Retype each line below without a single alteration.

Input:
+ + + +
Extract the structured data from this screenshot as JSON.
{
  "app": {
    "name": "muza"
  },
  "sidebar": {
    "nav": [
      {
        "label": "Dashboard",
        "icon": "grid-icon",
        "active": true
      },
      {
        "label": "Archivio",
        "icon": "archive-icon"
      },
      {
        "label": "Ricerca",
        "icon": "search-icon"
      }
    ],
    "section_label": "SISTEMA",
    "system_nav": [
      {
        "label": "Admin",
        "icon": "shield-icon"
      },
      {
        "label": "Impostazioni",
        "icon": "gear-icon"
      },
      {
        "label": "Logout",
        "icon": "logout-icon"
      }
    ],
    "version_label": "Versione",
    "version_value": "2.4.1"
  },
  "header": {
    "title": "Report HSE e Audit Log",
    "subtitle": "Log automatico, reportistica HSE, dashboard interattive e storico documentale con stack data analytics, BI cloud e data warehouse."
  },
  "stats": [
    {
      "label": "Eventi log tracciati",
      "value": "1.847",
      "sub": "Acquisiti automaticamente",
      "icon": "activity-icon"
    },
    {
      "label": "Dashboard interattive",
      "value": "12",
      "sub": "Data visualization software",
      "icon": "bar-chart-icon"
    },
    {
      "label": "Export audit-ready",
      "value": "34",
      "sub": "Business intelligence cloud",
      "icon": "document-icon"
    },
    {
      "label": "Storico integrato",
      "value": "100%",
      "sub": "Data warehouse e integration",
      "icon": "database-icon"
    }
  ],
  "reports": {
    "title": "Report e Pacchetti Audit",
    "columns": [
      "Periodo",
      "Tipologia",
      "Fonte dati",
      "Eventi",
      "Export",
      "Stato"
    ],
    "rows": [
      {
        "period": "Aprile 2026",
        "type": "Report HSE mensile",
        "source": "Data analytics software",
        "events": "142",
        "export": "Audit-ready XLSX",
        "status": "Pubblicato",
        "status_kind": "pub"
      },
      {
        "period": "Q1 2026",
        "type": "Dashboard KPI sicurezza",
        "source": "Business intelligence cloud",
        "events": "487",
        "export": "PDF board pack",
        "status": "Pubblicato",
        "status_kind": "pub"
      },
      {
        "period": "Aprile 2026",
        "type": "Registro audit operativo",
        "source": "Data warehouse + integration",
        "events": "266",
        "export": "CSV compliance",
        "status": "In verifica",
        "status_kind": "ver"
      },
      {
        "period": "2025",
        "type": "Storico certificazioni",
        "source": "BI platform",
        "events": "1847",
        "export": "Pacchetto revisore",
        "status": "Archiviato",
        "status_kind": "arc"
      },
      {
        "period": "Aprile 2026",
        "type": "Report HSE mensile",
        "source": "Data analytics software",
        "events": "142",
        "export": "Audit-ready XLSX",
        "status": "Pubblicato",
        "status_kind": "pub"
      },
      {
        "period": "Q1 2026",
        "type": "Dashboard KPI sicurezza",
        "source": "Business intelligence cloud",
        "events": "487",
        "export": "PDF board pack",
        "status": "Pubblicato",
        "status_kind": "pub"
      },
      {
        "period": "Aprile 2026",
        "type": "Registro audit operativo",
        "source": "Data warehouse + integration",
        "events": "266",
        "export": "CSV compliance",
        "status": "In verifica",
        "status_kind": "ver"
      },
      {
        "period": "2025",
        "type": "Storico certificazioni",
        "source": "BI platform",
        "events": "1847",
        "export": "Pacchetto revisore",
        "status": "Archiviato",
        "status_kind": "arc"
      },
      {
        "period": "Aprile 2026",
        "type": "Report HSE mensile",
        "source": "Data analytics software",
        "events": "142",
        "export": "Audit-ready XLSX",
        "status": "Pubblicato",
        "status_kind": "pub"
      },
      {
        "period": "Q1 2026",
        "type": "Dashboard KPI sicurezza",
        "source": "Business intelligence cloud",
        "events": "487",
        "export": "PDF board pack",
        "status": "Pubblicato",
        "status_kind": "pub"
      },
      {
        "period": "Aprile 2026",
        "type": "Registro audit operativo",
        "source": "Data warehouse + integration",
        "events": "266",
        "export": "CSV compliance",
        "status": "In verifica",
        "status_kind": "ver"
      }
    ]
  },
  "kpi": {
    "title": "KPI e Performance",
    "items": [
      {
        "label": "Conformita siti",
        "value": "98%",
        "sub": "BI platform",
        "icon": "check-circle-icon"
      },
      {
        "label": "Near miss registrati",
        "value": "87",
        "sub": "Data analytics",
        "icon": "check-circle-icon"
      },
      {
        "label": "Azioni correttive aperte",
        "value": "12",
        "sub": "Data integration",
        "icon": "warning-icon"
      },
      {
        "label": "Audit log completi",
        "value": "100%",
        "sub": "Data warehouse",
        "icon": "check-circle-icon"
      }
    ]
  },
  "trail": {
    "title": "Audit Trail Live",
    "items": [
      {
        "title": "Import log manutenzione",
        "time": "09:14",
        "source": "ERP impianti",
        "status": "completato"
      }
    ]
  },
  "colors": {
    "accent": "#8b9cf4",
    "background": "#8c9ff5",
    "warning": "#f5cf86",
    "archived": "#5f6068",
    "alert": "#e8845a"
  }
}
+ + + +
Response:
Extract the structured data from this screenshot as JSON.
{
  "app": {
    "name": "muza"
  },
  "sidebar": {
    "nav": [
      {
        "label": "Dashboard",
        "icon": "grid-icon",
        "active": true
      },
      {
        "label": "Archivio",
        "icon": "archive-icon"
      },
      {
        "label": "Ricerca",
        "icon": "search-icon"
      }
    ],
    "section_label": "SISTEMA",
    "system_nav": [
      {
        "label": "Admin",
        "icon": "shield-icon"
      },
      {
        "label": "Impostazioni",
        "icon": "gear-icon"
      },
      {
        "label": "Logout",
        "icon": "logout-icon"
      }
    ],
    "version_label": "Versione",
    "version_value": "2.4.1"
  },
  "header": {
    "title": "Report HSE e Audit Log",
    "subtitle": "Log automatico, reportistica HSE, dashboard interattive e storico documentale con stack data analytics, BI cloud e data warehouse."
  },
  "stats": [
    {
      "label": "Eventi log tracciati",
      "value": "1.847",
      "sub": "Acquisiti automaticamente",
      "icon": "activity-icon"
    },
    {
      "label": "Dashboard interattive",
      "value": "12",
      "sub": "Data visualization software",
      "icon": "bar-chart-icon"
    },
    {
      "label": "Export audit-ready",
      "value": "34",
      "sub": "Business intelligence cloud",
      "icon": "document-icon"
    },
    {
      "label": "Storico integrato",
      "value": "100%",
      "sub": "Data warehouse e integration",
      "icon": "database-icon"
    }
  ],
  "reports": {
    "title": "Report e Pacchetti Audit",
    "columns": [
      "Periodo",
      "Tipologia",
      "Fonte dati",
      "Eventi",
      "Export",
      "Stato"
    ],
    "rows": [
      {
        "period": "Aprile 2026",
        "type": "Report HSE mensile",
        "source": "Data analytics software",
        "events": "142",
        "export": "Audit-ready XLSX",
        "status": "Pubblicato",
        "status_kind": "pub"
      },
      {
        "period": "Q1 2026",
        "type": "Dashboard KPI sicurezza",
        "source": "Business intelligence cloud",
        "events": "487",
        "export": "PDF board pack",
        "status": "Pubblicato",
        "status_kind": "pub"
      },
      {
        "period": "Aprile 2026",
        "type": "Registro audit operativo",
        "source": "Data warehouse + integration",
        "events": "266",
        "export": "CSV compliance",
        "status": "In verifica",
        "status_kind": "ver"
      },
      {
        "period": "2025",
        "type": "Storico certificazioni",
        "source": "BI platform",
        "events": "1847",
        "export": "Pacchetto revisore",
        "status": "Archiviato",
        "status_kind": "arc"
      },
      {
        "period": "Aprile 2026",
        "type": "Report HSE mensile",
        "source": "Data analytics software",
        "events": "142",
        "export": "Audit-ready XLSX",
        "status": "Pubblicato",
        "status_kind": "pub"
      },
      {
        "period": "Q1 2026",
        "type": "Dashboard KPI sicurezza",
        "source": "Business intelligence cloud",
        "events": "487",
        "export": "PDF board pack",
        "status": "Pubblicato",
        "status_kind": "pub"
      },
      {
        "period": "Aprile 2026",
        "type": "Registro audit operativo",
        "source": "Data warehouse + integration",
        "events": "266",
        "export": "CSV compliance",
        "status": "In verifica",
        "status_kind": "ver"
      },
      {
        "period": "2025",
        "type": "Storico certificazioni",
        "source": "BI platform",
        "events": "1847",
        "export": "Pacchetto revisore",
        "status": "Archiviato",
        "status_kind": "arc"
      },
      {
        "period": "Aprile 2026",
        "type": "Report HSE mensile",
        "source": "Data analytics software",
        "events": "142",
        "export": "Audit-ready XLSX",
        "status": "Pubblicato",
        "status_kind": "pub"
      },
      {
        "period": "Q1 2026",
        "type": "Dashboard KPI sicurezza",
        "source": "Business intelligence cloud",
        "events": "487",
        "export": "PDF board pack",
        "status": "Pubblicato",
        "status_kind": "pub"
      },
      {
        "period": "Aprile 2026",
        "type": "Registro audit operativo",
        "source": "Data warehouse + integration",
        "events": "266",
        "export": "CSV compliance",
        "status": "In verifica",
        "status_kind": "ver"
      }
    ]
  },
  "kpi": {
    "title": "KPI e Performance",
    "items": [
      {
        "label": "Conformita siti",
        "value": "98%",
        "sub": "BI platform",
        "icon": "check-circle-icon"
      },
      {
        "label": "Near miss registrati",
        "value": "87",
        "sub": "Data analytics",
        "icon": "check-circle-icon"
      },
      {
        "label": "Azioni correttive aperte",
        "value": "12",
        "sub": "Data integration",
        "icon": "warning-icon"
      },
      {
        "label": "Audit log completi",
        "value": "100%",
        "sub": "Data warehouse",
        "icon": "check-circle-icon"
      }
    ]
  },
  "trail": {
    "title": "Audit Trail Live",
    "items": [
      {
        "title": "Import log manutenzione",
        "time": "09:14",
        "source": "ERP impianti",
        "status": "completato"
      }
    ]
  },
  "colors": {
    "accent": "#8b9cf4",
    "background": "#8c9ff5",
    "warning": "#f5cf86",
    "archived": "#5f6068",
    "alert": "#e8845a"
  }
}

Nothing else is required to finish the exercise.